** EXERCISE DIRECTIONS **
In the listing, find every line that has the string "subtitle" and copy it.
··········
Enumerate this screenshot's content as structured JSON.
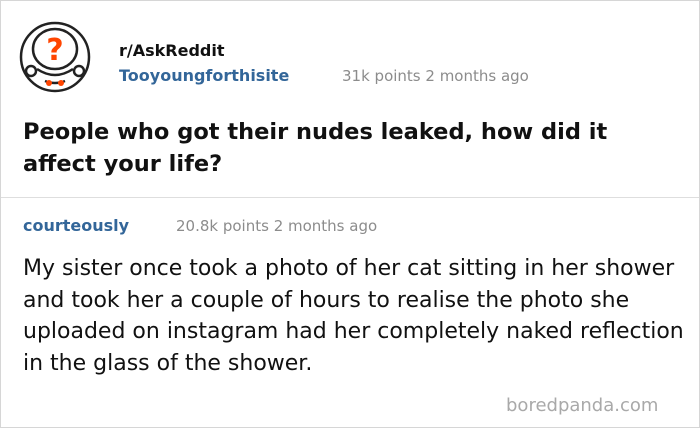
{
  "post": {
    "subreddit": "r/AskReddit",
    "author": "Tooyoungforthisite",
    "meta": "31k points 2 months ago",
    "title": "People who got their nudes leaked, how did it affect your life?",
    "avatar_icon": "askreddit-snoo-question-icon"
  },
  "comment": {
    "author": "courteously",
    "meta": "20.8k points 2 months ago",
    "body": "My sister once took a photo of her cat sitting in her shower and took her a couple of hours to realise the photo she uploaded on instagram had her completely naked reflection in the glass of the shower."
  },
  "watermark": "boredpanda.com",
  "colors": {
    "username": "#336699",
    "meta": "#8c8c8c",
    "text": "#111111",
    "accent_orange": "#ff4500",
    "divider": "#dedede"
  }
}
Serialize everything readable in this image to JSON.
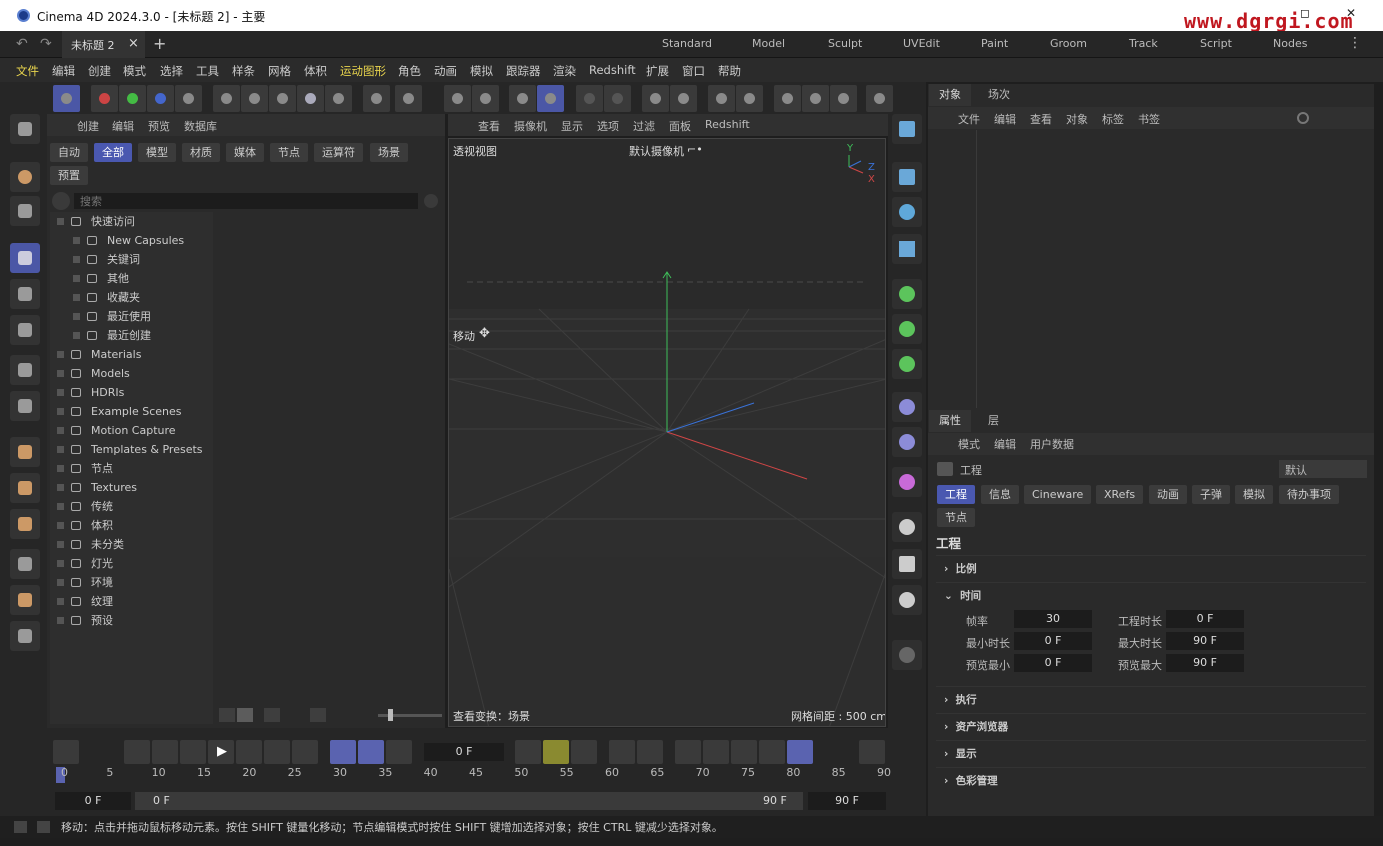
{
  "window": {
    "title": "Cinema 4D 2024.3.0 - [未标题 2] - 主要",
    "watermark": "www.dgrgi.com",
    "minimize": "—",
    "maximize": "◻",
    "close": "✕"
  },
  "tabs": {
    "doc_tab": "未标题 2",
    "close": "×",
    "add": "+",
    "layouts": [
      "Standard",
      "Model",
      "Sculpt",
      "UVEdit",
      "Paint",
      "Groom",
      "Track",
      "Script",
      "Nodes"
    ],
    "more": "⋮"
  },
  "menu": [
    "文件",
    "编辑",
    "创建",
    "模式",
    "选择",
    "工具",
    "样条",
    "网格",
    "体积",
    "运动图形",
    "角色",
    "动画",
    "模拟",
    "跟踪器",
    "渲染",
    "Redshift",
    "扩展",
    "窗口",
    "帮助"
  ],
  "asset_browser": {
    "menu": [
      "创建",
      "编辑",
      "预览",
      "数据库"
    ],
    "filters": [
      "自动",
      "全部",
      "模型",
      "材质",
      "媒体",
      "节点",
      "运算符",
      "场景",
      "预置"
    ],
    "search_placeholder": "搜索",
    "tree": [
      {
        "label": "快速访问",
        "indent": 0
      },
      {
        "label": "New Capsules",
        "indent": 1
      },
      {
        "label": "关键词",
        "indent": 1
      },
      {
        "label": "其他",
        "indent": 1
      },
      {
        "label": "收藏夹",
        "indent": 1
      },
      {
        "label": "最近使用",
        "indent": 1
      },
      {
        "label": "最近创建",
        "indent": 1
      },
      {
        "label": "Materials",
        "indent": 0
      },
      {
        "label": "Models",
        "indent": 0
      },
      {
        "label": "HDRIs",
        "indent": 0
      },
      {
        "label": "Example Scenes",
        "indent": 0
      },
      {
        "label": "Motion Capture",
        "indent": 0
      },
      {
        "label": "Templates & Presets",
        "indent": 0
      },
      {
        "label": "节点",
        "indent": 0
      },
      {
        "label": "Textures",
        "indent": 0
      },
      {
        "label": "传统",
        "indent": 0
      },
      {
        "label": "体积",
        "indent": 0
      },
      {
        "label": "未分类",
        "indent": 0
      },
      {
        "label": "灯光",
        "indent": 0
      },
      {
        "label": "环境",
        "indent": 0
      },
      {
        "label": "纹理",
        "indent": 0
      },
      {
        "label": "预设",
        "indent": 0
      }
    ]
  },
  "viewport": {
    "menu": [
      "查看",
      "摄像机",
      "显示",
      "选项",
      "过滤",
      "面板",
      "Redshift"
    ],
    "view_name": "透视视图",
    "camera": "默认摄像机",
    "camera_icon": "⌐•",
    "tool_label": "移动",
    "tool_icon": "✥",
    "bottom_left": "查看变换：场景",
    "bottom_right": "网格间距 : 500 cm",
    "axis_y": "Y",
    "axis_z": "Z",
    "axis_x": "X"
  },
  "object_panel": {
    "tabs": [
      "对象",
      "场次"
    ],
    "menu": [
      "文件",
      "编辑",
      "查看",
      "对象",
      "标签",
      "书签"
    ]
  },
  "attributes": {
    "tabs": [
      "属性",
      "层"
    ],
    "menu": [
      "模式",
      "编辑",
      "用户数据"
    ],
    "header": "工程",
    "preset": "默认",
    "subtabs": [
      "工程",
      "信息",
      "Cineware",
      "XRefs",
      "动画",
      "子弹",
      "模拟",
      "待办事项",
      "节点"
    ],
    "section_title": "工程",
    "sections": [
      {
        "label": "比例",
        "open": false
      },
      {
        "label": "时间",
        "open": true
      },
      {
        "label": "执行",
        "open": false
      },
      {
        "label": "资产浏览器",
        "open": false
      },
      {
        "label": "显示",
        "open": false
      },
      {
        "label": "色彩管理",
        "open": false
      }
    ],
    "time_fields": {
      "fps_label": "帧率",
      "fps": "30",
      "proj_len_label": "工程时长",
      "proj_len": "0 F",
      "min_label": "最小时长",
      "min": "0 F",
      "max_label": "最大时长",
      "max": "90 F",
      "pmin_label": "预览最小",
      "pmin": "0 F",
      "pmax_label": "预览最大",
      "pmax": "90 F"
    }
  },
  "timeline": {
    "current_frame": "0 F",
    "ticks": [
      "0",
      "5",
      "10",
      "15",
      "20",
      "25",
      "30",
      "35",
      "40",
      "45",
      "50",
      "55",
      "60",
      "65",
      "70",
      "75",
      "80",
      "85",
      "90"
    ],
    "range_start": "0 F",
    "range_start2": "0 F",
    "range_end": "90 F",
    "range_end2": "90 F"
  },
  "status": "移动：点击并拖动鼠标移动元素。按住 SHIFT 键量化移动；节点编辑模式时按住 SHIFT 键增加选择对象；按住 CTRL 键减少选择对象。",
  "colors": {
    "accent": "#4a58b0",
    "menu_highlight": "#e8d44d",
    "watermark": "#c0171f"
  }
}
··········
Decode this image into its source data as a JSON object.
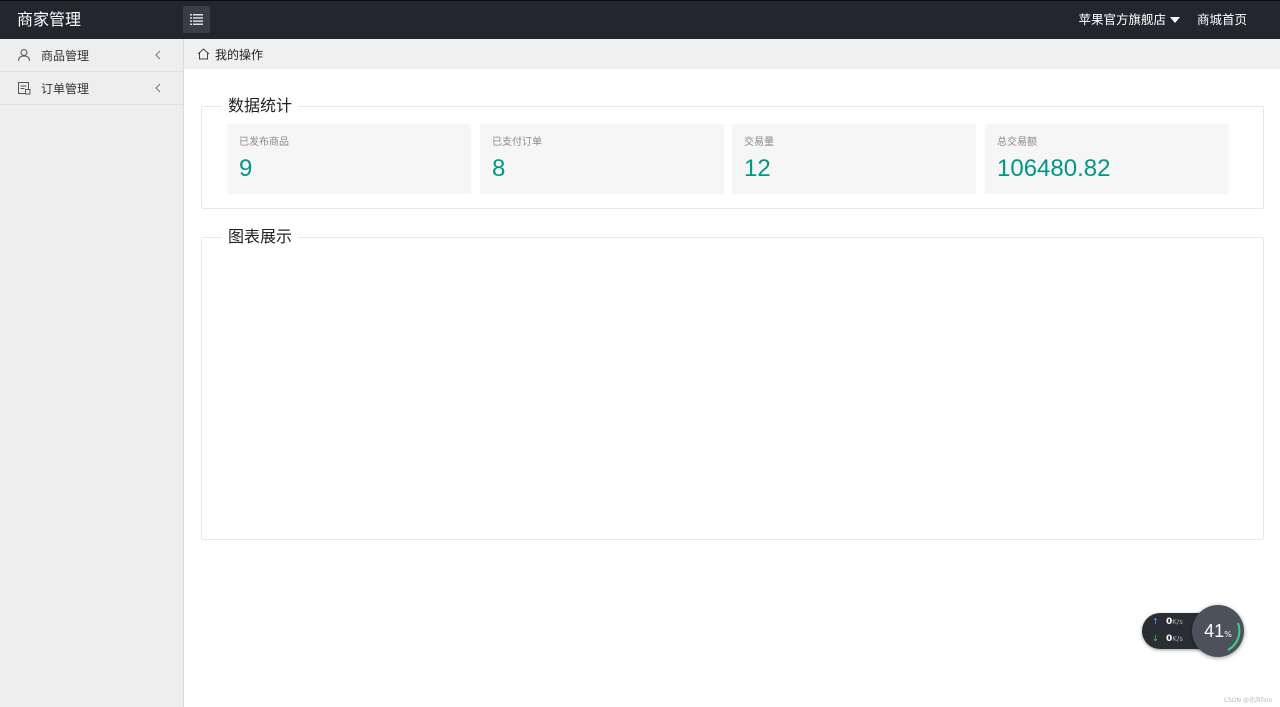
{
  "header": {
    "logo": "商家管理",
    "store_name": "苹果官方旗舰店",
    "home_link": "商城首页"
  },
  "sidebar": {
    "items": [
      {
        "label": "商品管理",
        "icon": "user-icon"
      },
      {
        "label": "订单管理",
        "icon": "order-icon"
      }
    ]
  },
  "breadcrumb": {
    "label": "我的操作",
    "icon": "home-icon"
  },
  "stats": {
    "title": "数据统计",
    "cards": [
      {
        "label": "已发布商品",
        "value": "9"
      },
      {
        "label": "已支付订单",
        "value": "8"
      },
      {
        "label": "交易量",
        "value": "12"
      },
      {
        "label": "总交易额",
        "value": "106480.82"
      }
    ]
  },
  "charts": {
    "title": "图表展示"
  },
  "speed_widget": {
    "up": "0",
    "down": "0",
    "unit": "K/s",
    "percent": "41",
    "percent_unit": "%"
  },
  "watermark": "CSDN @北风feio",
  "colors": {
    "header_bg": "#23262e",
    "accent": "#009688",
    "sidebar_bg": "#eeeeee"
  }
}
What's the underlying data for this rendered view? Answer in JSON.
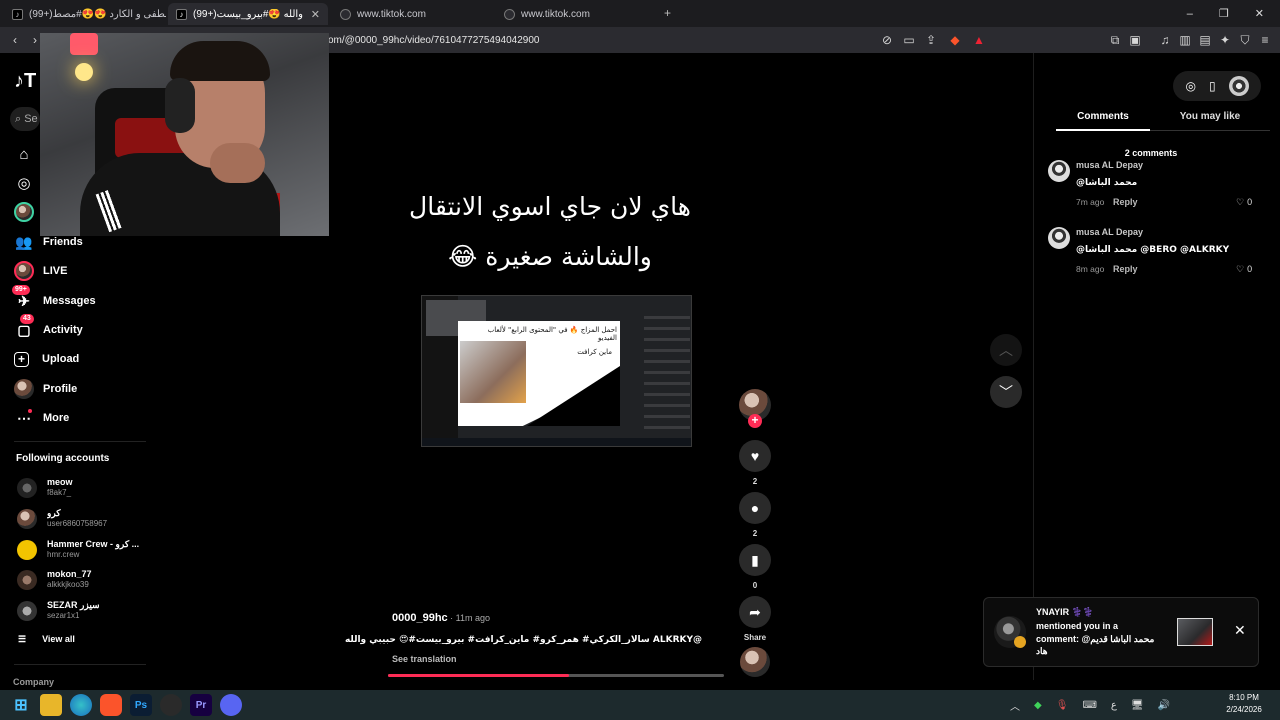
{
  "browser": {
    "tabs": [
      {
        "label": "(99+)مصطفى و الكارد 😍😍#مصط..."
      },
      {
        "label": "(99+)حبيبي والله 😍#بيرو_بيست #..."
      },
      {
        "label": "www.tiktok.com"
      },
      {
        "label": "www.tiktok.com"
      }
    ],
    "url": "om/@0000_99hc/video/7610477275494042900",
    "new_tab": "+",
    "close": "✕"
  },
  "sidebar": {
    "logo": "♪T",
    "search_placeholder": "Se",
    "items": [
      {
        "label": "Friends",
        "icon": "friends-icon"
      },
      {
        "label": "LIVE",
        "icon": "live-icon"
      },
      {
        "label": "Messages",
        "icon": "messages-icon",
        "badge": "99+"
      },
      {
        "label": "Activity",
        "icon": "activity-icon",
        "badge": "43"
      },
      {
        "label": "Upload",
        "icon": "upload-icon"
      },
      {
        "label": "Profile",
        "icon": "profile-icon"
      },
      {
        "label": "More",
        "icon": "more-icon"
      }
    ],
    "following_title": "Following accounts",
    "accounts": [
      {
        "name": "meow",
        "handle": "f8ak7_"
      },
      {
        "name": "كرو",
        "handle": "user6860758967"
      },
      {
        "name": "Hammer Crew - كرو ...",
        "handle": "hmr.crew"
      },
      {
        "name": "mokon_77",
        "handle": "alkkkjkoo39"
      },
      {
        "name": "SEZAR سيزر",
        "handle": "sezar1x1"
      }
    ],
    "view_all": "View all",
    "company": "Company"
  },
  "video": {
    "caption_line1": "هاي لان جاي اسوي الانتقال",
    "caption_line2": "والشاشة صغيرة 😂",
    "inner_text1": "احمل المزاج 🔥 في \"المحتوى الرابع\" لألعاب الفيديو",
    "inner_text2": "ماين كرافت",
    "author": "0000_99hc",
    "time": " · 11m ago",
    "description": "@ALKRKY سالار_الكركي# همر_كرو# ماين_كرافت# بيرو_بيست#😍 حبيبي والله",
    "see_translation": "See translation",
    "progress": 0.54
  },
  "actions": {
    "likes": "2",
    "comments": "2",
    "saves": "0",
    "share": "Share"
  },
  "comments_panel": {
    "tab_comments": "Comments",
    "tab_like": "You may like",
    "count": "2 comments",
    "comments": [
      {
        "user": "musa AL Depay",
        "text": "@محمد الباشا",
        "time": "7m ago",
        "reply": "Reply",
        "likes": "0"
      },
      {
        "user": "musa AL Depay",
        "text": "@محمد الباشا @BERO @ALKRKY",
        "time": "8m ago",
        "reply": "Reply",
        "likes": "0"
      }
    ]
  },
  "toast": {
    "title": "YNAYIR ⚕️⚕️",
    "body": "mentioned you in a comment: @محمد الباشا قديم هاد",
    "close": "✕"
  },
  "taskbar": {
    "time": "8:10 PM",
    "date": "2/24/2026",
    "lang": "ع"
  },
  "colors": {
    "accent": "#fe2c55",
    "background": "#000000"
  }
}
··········
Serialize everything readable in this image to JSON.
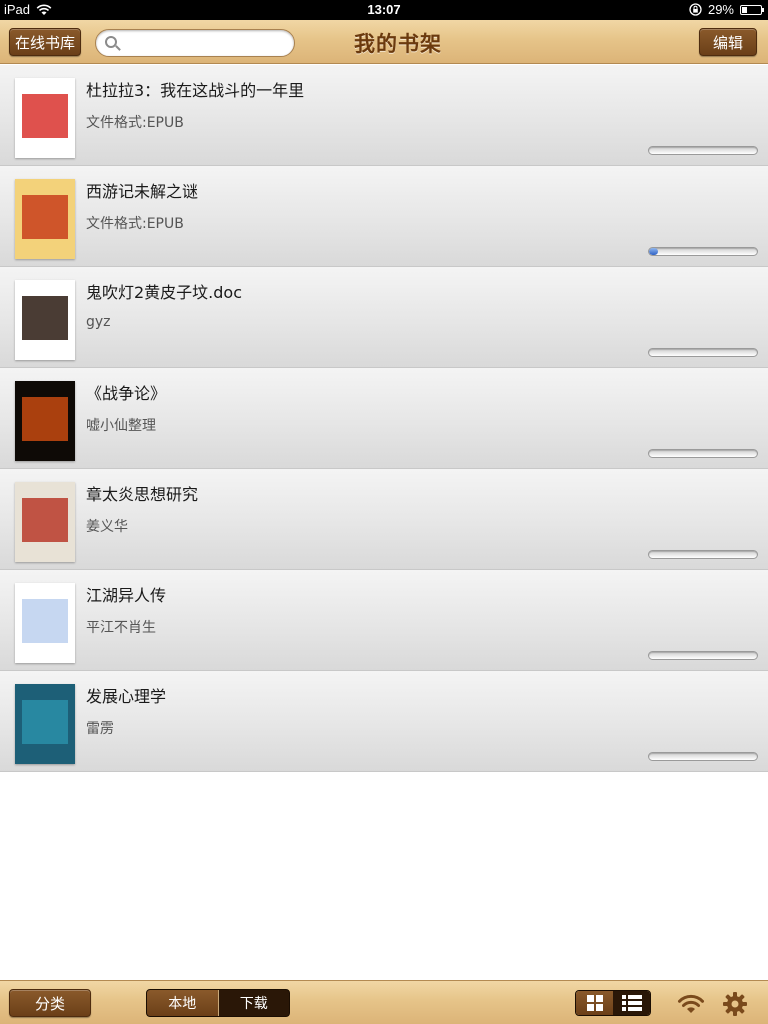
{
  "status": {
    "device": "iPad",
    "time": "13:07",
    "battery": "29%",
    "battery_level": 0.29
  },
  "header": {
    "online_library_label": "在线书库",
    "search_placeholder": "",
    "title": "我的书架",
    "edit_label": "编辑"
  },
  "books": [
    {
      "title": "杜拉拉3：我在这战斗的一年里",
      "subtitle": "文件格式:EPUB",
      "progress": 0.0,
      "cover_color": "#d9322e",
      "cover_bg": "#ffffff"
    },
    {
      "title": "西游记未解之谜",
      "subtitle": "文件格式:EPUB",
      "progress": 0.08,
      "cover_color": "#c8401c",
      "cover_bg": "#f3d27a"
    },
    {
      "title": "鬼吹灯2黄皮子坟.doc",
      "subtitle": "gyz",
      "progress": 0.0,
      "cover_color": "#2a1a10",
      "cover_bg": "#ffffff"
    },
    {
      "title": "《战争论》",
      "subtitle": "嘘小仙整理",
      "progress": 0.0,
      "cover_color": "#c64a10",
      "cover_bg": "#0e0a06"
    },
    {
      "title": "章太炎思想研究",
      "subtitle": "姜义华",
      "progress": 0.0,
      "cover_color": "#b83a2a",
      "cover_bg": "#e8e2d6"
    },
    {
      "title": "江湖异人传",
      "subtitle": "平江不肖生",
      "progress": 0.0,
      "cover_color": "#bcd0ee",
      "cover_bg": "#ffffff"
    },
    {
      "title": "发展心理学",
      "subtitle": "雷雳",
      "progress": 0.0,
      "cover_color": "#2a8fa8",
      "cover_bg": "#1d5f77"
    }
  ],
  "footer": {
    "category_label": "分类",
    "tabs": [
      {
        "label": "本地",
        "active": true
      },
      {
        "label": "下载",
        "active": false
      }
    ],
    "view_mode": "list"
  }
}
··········
** RESULT OF THE EXERCISE **
      "subtitle": "文件格式:EPUB",
      "subtitle": "文件格式:EPUB",
      "subtitle": "gyz",
      "subtitle": "嘘小仙整理",
      "subtitle": "姜义华",
      "subtitle": "平江不肖生",
      "subtitle": "雷雳",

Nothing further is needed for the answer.